Intermediate Band Materials for High Efficiency Solar Cells: Overview and Future Directions
Dr Jacob Krich
Physics Department at the University of Ottawa, Canada
11:30 am Monday, 30 July 2018, Virtual Reality Theatre (AR Building), Hawthorn.
Intermediate band (IB) materials are a novel class of materials that, like semiconductors, have a band gap but also have an extra set of allowed electronic levels entirely contained within the semiconductor band gap, allowing sub-gap photon absorption. Solar cells made from such materials have the potential to radically improve photovoltaic efficiencies, similar to triple-junction cells. IB materials are also being explored for use as infrared photodetectors. Current IB devices are made from three classes of materials: quantum dots, highly-mismatched alloys, and hyperdoped semiconductors, but none has simultaneously achieved high sub-gap absorption and sufficient carrier lifetime.
I will describe theoretical and experimental work to understand the material requirements for efficient IB solar cells. I will introduce a simple figure of merit that predicts the potential effectiveness of candidate IB materials for both photodetectors and solar cells in advance of device fabrication. This figure of merit captures the trade-off between enhanced absorption and enhanced recombination within an IB material, and it suggests a path toward efficient IB materials. I will give examples of promising IB material systems and of measurements and predictions of the figure of merit.
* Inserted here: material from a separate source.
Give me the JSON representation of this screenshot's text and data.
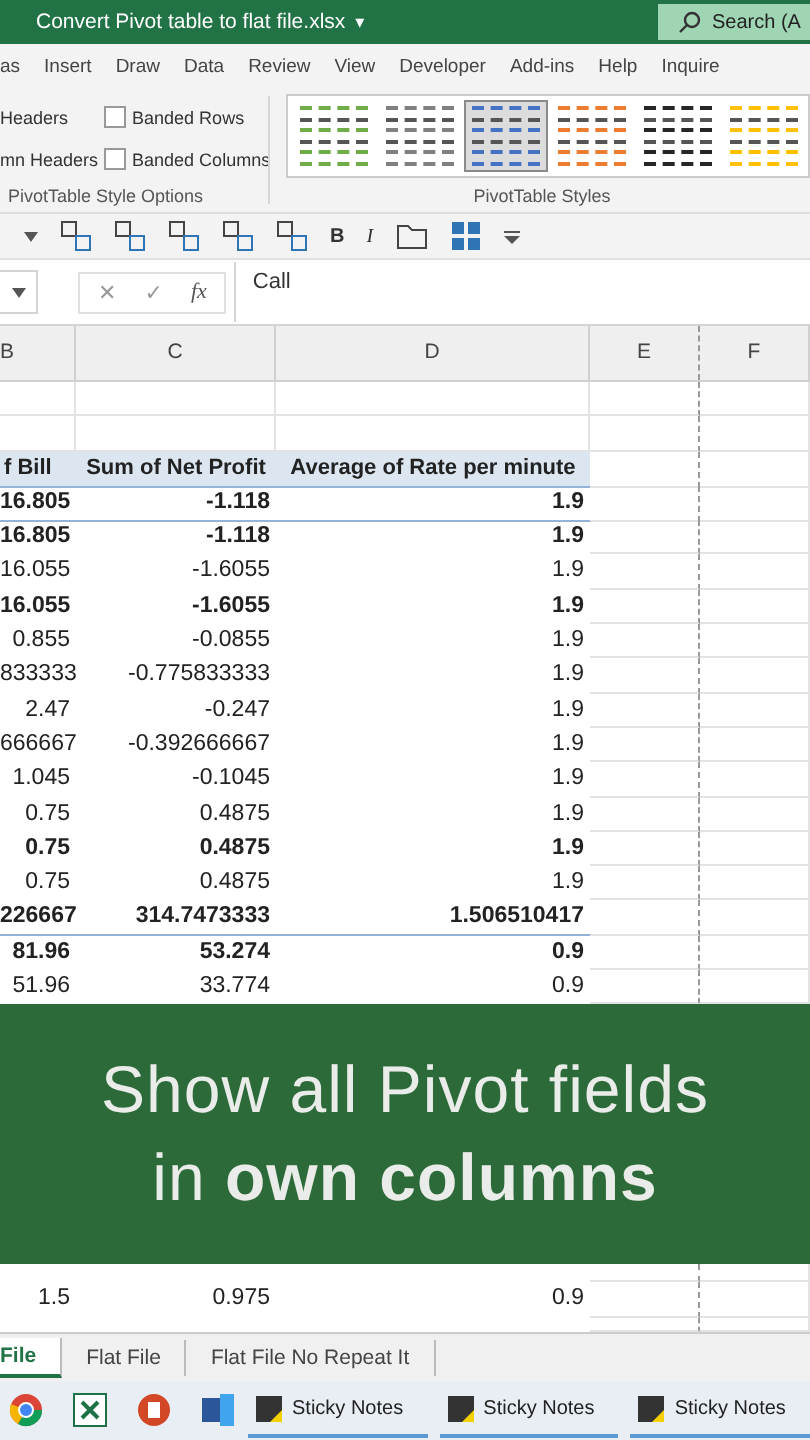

About the Speaker
Dr Krich is a condensed matter physicist in the Physics Department at the University of Ottawa. His research is focused on the theoretical understanding of materials useful for photovoltaics, spintronics, and quantum information. Developing new materials to allow high efficiency photovoltaics or novel devices requires insight into the electronic properties of materials, especially in the presence of the nearly-unavoidable disorder in real systems. A variety of techniques, from phenomenological models to ab initio calculations, are used to describe material properties and predict new useful structures.